The median household income was $33,044 and the median family income was $43,674. Males had a median income of $35,182 versus $22,868 for females. The per capita income for the city was $19,491. About 10.2% of families and 13.8% of the population were below the poverty line, including 18.3% of those under age 18 and 13.2% of those age 65 or over.
Arts and culture
Jasper is the location of the SyFy Channel's documentary show "Town of the Living Dead". The City is also home to the annual "Foothills Festival" that happens every year in "Historic Downtown Jasper Square." They hold Live Music and food vendors all around the Famous Downtown Jasper Square. In 2017 the dates for the "Foothills Festival" have been announced for September 15 and September 16. In the TV series Lost, Jasper is the hometown of James "Sawyer" Ford.
T.R. Simmons Elementary School (PreK-1), Memorial Park Elementary School (2-3)
Maddox Intermediate School (4-6)
- Junior High
Jasper Junior High (7-8)
- High School
Jasper High School (9-12) (formerly Walker High School)'(Originally: Walker County High School, WCHS)'
- North Highlands School
School for students with disabilities of all grades
- Former Schools
West Jasper Elementary School (Closed 2017)
- The Daily Mountain Eagle (daily)
- The Corridor Messenger (weekly)
- WJLX/1240 kHz (Oldies)
- WIXI/1360 kHz (Spanish)
- WQJJ-LP/101.9 MHz (Adult Contemporary/Oldies)
- W268BM/101.5 MHz: rebroadcasts WJLX.
This article's list of residents may not follow Wikipedia's verifiability policy. (June 2019)
- Jason Aaron, comic writer
- John H. Bankhead II, United States Senator
- Tallulah Bankhead, actress
- Walter W. Bankhead, member of the 77th United States Congress
- William Brockman Bankhead, Speaker of the United States House of Representatives
- Tom Bevill, member, United States Congress
- Ronnie Coleman, NFL player
- Eric Dover, musician
- Eric Esch, professional boxer, MMA fighter and kick boxer
- Raymond D. Fowler, psychologist and Professor Emeritus at the University of Alabama
- James Shepherd Freeman, admiral, United States Navy
- James Stanley Freeman, businessman
- Polly Holliday, actress
- Steven Jack Land, renewal theologian within the Pentecostal movement
- George Lindsey, actor
- Carter Manasco, U.S. Representative from Alabama
- Terry Owens, NFL player
- Sandy Posey, singer
- Jim Pyburn, professional baseball player
- Greg Reed, member of the Alabama Senate, representing the 5th District
- Michael Rooker, actor
- Leigh Sherer, Miss Alabama 1995
- "2019 U.S. Gazetteer Files". United States Census Bureau.
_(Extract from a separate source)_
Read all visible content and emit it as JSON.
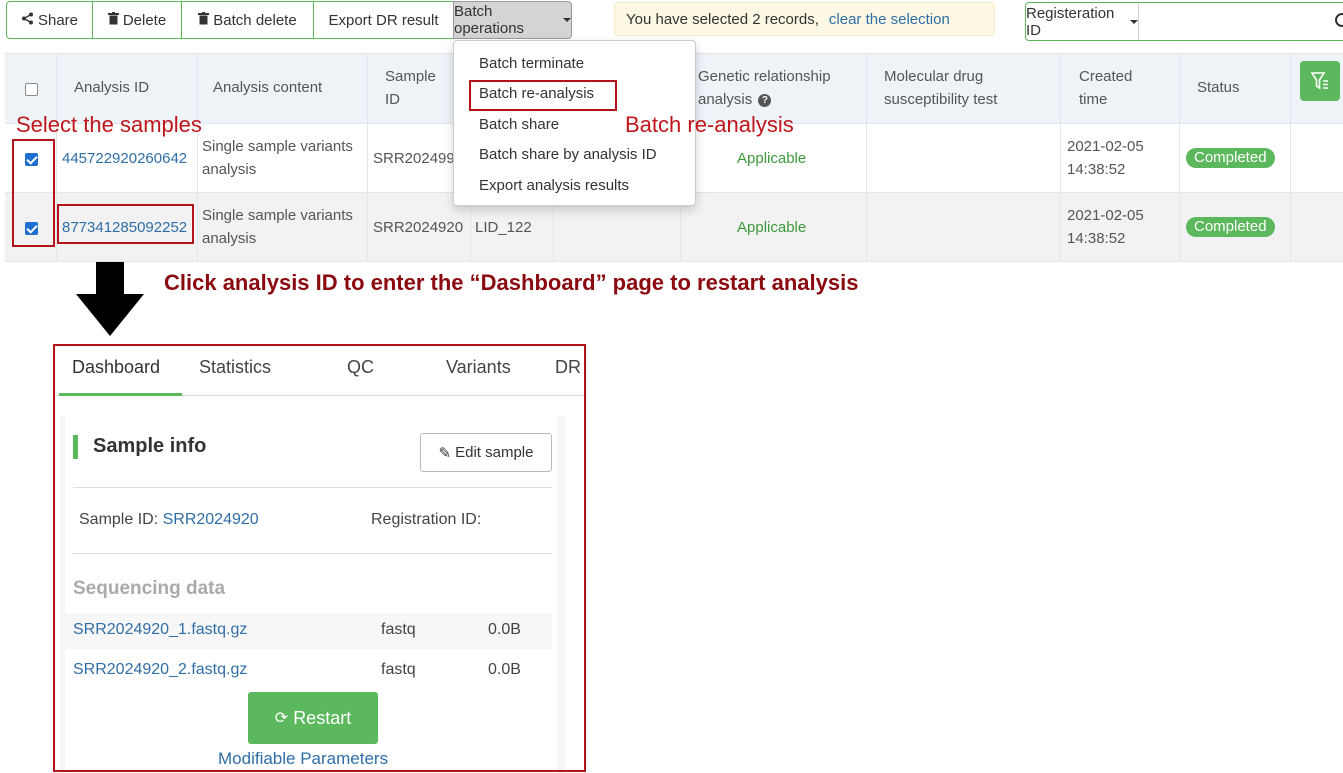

Retrieved June 29, 2020.
- "Population and Housing Unit Estimates". United States Census Bureau. May 24, 2020. Retrieved May 27, 2020.
- "Find a County". National Association of Counties. Archived from the original on 2011-05-31. Retrieved 2011-06-07.
- Kaetz, James P. "Encyclopedia of Alabama: Jasper". encyclopediaofalabama.org. Retrieved 16 May 2010.
- "National Register Information System". National Register of Historic Places. National Park Service. July 9, 2010.
- "US Gazetteer files: 2010, 2000, and 1990". United States Census Bureau. 2011-02-12. Archived from the original on 2002-05-27. Retrieved 2011-04-23.
- United States Census Bureau. "Census of Population and Housing". Archived from the original on April 26, 2015. Retrieved February 2, 2014.
- "Town of the Living Dead - about". Archived from the original on 2014-10-14. Retrieved 2014-10-08.
- "Ronnie Coleman".
|Wikisource has the text of a 1920 Encyclopedia Americana article about Jasper, Alabama.|
Media related to Jasper, Alabama at Wikimedia Commons
- City of Jasper
- Institute of Southern Jewish Life, History of Jasper